The project is a collaboration between music and engineering disciplines, in an effort to restore ancient musical instruments that pre-date audio recording technology. The few instruments from that era that survive are no longer functional, so no one alive has ever heard them play. 

Using a highly accurate 3D scan obtained using micro-computed tomography, a technology normally associated with medical applications, the team was able to overcome multiple challenges. 

First, they were able to develop and print 3D models precisely duplicating the ancient instruments as they exist today. But some of the instruments are over 150 years old and have developed warps, cracks and other flaws that either distort sounds from intended quality or prevent playing altogether. 

The team was able to modify the scanned models to print “restored” versions of the instruments that could be successfully played.
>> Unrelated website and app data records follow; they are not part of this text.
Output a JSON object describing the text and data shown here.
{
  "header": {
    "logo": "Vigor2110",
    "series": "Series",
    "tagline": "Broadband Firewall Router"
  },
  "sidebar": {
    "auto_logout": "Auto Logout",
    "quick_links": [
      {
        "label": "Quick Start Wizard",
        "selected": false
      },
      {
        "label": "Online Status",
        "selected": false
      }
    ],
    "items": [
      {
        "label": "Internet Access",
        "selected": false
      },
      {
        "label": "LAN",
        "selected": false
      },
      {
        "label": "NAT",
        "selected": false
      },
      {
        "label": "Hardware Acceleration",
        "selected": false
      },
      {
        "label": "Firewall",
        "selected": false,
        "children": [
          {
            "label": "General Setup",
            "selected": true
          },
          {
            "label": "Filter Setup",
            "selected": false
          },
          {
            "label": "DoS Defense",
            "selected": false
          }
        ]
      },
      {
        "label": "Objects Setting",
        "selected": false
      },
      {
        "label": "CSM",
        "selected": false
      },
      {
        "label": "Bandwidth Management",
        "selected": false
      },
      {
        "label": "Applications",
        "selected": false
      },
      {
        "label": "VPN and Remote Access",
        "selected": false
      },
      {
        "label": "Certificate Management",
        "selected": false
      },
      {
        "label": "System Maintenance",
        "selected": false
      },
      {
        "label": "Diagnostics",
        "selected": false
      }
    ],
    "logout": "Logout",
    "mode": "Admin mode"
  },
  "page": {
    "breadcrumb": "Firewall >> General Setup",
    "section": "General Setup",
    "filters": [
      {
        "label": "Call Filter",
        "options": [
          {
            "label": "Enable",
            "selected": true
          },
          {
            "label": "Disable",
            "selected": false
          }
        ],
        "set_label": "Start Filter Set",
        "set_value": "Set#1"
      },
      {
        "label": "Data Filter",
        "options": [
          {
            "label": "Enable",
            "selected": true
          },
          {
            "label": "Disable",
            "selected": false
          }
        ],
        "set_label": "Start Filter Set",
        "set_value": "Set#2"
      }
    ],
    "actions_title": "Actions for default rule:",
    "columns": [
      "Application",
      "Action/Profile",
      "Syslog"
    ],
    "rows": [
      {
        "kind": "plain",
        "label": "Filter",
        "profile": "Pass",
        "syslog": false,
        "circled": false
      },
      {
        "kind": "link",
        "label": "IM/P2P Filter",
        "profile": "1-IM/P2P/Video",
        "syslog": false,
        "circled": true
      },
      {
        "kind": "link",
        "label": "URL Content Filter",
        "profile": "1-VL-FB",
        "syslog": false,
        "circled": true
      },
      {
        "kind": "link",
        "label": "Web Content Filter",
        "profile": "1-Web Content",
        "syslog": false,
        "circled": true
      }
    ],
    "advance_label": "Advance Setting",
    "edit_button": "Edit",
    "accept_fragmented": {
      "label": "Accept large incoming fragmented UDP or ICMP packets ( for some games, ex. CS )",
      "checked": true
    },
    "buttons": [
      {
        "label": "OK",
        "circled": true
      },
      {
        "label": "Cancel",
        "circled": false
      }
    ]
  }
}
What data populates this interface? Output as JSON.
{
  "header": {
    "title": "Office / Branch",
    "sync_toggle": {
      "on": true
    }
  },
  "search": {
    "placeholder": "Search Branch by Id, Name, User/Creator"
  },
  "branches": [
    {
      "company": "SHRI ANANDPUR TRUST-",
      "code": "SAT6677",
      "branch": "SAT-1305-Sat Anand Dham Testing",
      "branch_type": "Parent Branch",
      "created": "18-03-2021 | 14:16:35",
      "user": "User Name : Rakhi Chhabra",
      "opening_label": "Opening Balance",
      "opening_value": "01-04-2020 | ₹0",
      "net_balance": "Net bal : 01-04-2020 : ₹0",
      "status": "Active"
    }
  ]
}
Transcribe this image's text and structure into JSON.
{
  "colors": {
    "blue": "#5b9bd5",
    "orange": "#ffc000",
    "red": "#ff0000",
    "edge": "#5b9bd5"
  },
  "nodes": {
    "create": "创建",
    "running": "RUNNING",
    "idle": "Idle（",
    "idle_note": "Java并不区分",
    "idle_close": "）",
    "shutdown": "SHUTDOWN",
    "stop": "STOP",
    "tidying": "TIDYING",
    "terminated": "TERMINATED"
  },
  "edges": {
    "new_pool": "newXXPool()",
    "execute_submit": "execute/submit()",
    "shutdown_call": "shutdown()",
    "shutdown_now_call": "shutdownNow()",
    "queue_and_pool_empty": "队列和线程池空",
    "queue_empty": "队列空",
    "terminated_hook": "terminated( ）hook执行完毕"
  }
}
Finally, they were also able to reproduce missing parts for some instruments, such as mouthpieces, enabling the actual instruments to play again – for the first time in over a century. 

Please check out the video that describes the entire process and hear the instruments being played. 

This is an amazing application, but for us it simply proves a key point in this 21st century: the most valuable thing is the model. If you have that, you can do anything. 

Via UConn

By Kerry Stevenson

Kerry Stevenson, aka "General Fabb" has written over 8,000 stories on 3D printing at Fabbaloo since he launched the venture in 2007, with an intention to promote and grow the incredible technology of 3D printing across the world. So far, it seems to be working!